_Your goal:_
Pick each line containing "home" out of the records.

_The data:_
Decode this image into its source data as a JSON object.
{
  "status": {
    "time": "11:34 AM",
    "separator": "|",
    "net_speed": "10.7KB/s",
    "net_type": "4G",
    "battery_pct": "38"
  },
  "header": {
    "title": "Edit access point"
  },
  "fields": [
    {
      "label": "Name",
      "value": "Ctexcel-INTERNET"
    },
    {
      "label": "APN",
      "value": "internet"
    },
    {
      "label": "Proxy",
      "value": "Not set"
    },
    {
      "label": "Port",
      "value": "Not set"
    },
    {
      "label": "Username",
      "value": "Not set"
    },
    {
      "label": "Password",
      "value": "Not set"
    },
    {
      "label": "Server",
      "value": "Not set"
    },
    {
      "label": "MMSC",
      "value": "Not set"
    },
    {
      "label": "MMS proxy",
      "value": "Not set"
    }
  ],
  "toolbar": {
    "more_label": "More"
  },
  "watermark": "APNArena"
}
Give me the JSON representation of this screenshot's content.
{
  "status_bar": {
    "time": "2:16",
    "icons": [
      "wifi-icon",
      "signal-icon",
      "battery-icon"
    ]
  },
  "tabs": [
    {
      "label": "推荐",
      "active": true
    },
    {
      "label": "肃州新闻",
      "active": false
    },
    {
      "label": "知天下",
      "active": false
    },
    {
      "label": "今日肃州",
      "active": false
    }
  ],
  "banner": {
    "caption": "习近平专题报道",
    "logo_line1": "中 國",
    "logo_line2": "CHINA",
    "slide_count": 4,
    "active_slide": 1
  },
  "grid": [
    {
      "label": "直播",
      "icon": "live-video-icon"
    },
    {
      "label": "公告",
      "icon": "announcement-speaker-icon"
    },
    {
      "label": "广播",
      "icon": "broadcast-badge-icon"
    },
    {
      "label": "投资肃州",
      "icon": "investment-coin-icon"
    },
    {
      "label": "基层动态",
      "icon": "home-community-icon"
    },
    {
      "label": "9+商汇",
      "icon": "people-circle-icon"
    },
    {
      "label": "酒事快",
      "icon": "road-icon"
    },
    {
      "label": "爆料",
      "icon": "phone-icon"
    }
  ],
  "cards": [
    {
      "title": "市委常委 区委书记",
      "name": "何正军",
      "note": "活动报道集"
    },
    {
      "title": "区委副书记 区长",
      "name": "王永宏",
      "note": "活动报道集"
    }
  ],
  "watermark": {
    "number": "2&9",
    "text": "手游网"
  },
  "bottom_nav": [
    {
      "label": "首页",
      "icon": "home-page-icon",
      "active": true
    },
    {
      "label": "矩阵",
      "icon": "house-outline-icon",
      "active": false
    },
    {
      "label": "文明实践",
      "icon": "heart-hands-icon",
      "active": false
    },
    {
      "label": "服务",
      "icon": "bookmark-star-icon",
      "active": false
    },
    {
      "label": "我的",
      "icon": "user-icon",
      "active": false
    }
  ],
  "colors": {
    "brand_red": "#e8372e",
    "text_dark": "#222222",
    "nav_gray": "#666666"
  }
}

_Your solution:_
      "icon": "home-community-icon"
      "icon": "home-page-icon",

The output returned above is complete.